Although it is not well known, the depression of 1920-21, following the distortions in the economy brought about by World War I, was one of the most severe in American history. GNP plunged 24 percent and prices declined by 18 percent between 1920 and 1921, making it America’s worst one year deflationary shock in 140 years. The 36.8 percent fall in wholesale prices was even more severe, and was the worst since the American Revolution. Automobile production fell by 60 percent and total production fell by 30 percent, while unemployment rose sharply from 5.2 percent to 11.7 percent. Businesses that managed to avoid bankruptcy saw a fall in profits of 75 percent. All in all, this was the largest drop of business activity of any recession between 1899 and the Great Depression.
Secretary of Commerce Herbert Hoover (later President Hoover), entreated President Harding to implement many of the same measures that former President Bush and President Obama have endorsed. These included bailouts of the large banks and ‘too big to fail’ companies, more government spending, increased taxes on the rich, and support for labor unions and additional business regulations. However, unlike Presidents Bush and Obama, President Harding was firmly set on striking “the shackles from industry” and against high taxes and government waste, and so he rejected Hoover’s recommendations, doing the exact opposite of what Hoover urged. Harding curtailed government spending and regulation, paid off government debt, eliminated government agencies and reduced taxes rather than increasing them. The strength and speed of the resulting recovery surprised even Harding’s staunchest critics. GNP rebounded, unemployment fell to 6.7 percent of the labor force in 1922 and continued to decline reaching an extraordinary low of 1.8 percent in 1926. Within 18 months of Harding taking office the Roaring Twenties had begun, a period of sustained economic prosperity and unparalleled social, cultural and artistic dynamism.
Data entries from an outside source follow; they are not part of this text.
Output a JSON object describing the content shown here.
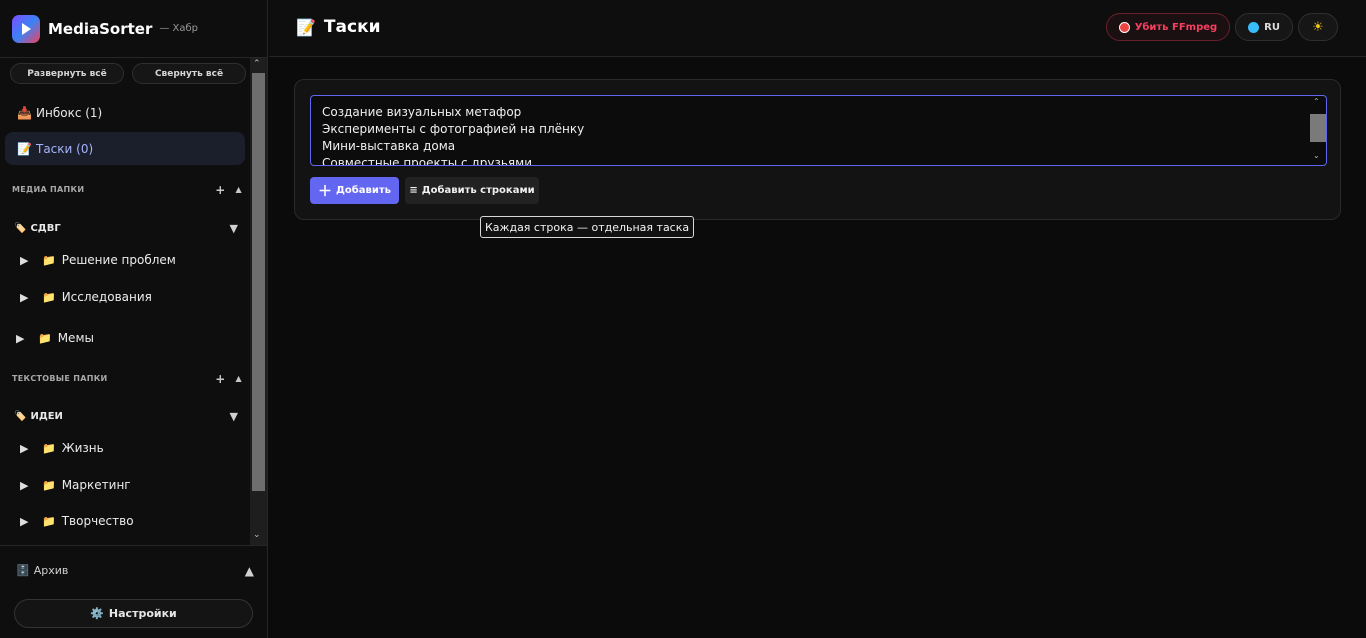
{
  "app": {
    "name": "MediaSorter",
    "subtitle": "— Хабр"
  },
  "sidebar": {
    "expand_all": "Развернуть всё",
    "collapse_all": "Свернуть всё",
    "nav": [
      {
        "icon": "📥",
        "label": "Инбокс (1)"
      },
      {
        "icon": "📝",
        "label": "Таски (0)"
      }
    ],
    "media_section": {
      "title": "медиа папки",
      "add": "+",
      "collapse": "▲"
    },
    "media_groups": [
      {
        "icon": "🏷️",
        "label": "СДВГ",
        "toggle": "▼",
        "folders": [
          "Решение проблем",
          "Исследования"
        ]
      }
    ],
    "media_root_folders": [
      "Мемы"
    ],
    "text_section": {
      "title": "текстовые папки",
      "add": "+",
      "collapse": "▲"
    },
    "text_groups": [
      {
        "icon": "🏷️",
        "label": "ИДЕИ",
        "toggle": "▼",
        "folders": [
          "Жизнь",
          "Маркетинг",
          "Творчество"
        ]
      }
    ],
    "archive": {
      "icon": "🗄️",
      "label": "Архив",
      "toggle": "▲"
    },
    "settings": {
      "icon": "⚙️",
      "label": "Настройки"
    }
  },
  "header": {
    "icon": "📝",
    "title": "Таски",
    "kill_ffmpeg": "Убить FFmpeg",
    "lang": "RU",
    "theme_icon": "☀"
  },
  "task_form": {
    "lines": [
      "Создание визуальных метафор",
      "Эксперименты с фотографией на плёнку",
      "Мини-выставка дома",
      "Совместные проекты с друзьями"
    ],
    "add_button": "Добавить",
    "add_lines_button": "Добавить строками",
    "tooltip": "Каждая строка — отдельная таска"
  },
  "colors": {
    "accent": "#6366f1",
    "danger": "#f43f5e",
    "lang_dot": "#38bdf8",
    "theme_dot": "#facc15"
  }
}
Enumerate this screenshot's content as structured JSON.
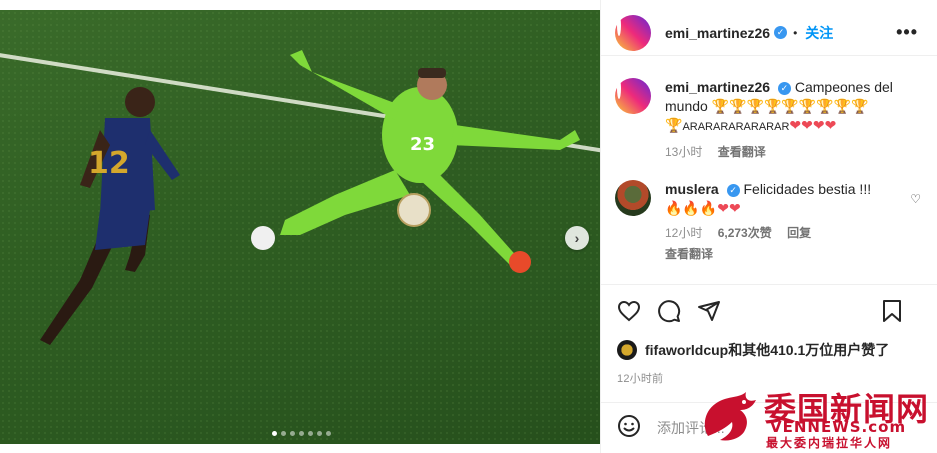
{
  "post": {
    "username": "emi_martinez26",
    "follow_label": "关注",
    "more_label": "•••"
  },
  "caption": {
    "username": "emi_martinez26",
    "text_line1": "Campeones del mundo 🏆🏆🏆🏆🏆🏆🏆🏆🏆",
    "text_line2_prefix": "🏆",
    "text_line2_shout": "ARARARARARARAR",
    "text_line2_hearts": "❤❤❤❤",
    "time": "13小时",
    "translate": "查看翻译"
  },
  "comment": {
    "username": "muslera",
    "text": "Felicidades bestia !!!",
    "emoji": "🔥🔥🔥❤❤",
    "time": "12小时",
    "likes": "6,273次赞",
    "reply": "回复",
    "translate": "查看翻译"
  },
  "likes": {
    "text": "fifaworldcup和其他410.1万位用户赞了"
  },
  "timestamp": "12小时前",
  "add_comment": {
    "placeholder": "添加评论..."
  },
  "carousel": {
    "total_slides": 7,
    "current_slide": 1
  },
  "watermark": {
    "title": "委国新闻网",
    "domain": "VENNEWS.com",
    "subtitle": "最大委内瑞拉华人网"
  },
  "colors": {
    "link_blue": "#0095f6",
    "verified_blue": "#3897f0",
    "heart_red": "#ed4956",
    "watermark_red": "#c8102e"
  }
}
Financial planning isn’t rocket science and neither is the work of the Federal Reserve. If I, as financial planner, cannot solve an individual’s debt problem by giving him another credit card, neither can the Federal Reserve solve the country’s debt problem by printing more money. As hedge fund manager Mark Spitznagel opined in the Wall Street Journal, the one economist who wrote the book on the subject of economic depressions continues to be ignored because he, too, had certain ‘naïve’ beliefs such as the need to encourage savings rather than consumption and the importance of letting businesses fail. Spitznagel concludes by saying “Must we sit through yet another performance of this tragic tale?”
“True, governments can reduce the rate of interest in the short run. They can issue additional paper money. They can open the way to credit expansion by the banks. They can thus create an artificial boom and the appearance of prosperity. But such a boom is bound to collapse soon or late and to bring about a depression.” Ludwig von Mises